Real estate transaction normally have two attorneys write and revise a sales contract, then you have a title company run a title report on the property, the buyer and seller so that they can issue title insurance. If the buyer is getting a mortgage, your going to need an appraiser to inspect and evaluate the value of the home, and a processor and an underwriter to give approval for the money borrowed. All of this takes months to complete, with 10 or more professionals (buyer attorney, seller attorney, loan officer, home inspector, appraiser, processor, underwriter, bank attorney, insurance agent, and title closer), that need to work together complete a sale.
And yet the most difficult part about completing a real estate transaction, is not the process itself, or how long it takes or how many people are involved. Attorneys are capable enough to write contracts and resolve title report issues. The real challenge has always been that you are selling your home to a stranger who you do not really know too well. Many times when a deal goes bad it is usually because you have people are just difficult to deal with.
You see when my locksmith replaced my lock he was dealing with his tools, and a metal lock, all of which he knew how to operate. When you sell your home to a stranger, you are far less familiar with how that person will behave throughout the transaction. And if things get difficult or stressful, things can then get really hectic.
Now I’m not saying all real estate transactions are difficult, most go smoothly. But there are plenty of deals that get stuck, cause stress and then fall apart. So, when there are hundreds of thousands of dollars on the line, do you really want to take that chance?
Even highly experienced professional agents cannot completely eliminate all deals that fall apart, it's part of the business. But we do know how to avoid many of the ones that will end up giving us problems.
I’m not saying that you have to hire an agent, instead I just want to bring awareness to the other side of that real estate coin. That side that most of us don’t think about until it’s too late.
Just because you don’t think about it, doesn’t make that part of the transaction disappear.
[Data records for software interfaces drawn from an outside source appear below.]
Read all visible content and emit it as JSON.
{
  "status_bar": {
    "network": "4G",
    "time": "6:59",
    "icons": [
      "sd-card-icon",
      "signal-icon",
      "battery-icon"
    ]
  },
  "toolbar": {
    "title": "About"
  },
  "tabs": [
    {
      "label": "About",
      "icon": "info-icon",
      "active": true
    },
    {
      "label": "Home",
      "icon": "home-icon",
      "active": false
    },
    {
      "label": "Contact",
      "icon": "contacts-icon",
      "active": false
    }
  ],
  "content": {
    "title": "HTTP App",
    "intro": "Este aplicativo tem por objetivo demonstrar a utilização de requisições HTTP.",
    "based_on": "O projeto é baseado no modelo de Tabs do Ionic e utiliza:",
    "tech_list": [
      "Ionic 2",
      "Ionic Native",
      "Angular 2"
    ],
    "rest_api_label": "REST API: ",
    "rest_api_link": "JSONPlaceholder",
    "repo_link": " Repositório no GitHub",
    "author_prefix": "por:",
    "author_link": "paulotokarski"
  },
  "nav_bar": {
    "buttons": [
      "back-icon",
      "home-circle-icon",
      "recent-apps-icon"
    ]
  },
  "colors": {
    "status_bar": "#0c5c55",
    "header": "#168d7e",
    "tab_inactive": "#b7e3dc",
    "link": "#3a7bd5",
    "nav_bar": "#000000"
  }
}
There will be attorneys, and title reports, and lien searches, and possibly difficult people to deal with along the way.
Preparation, fact finding, experience, and common sense are all tools that can help us get through a difficult real estate transaction.
Yes you can sell your home without an agent, but ask yourself, with some much money on the line, is that really what you want to do?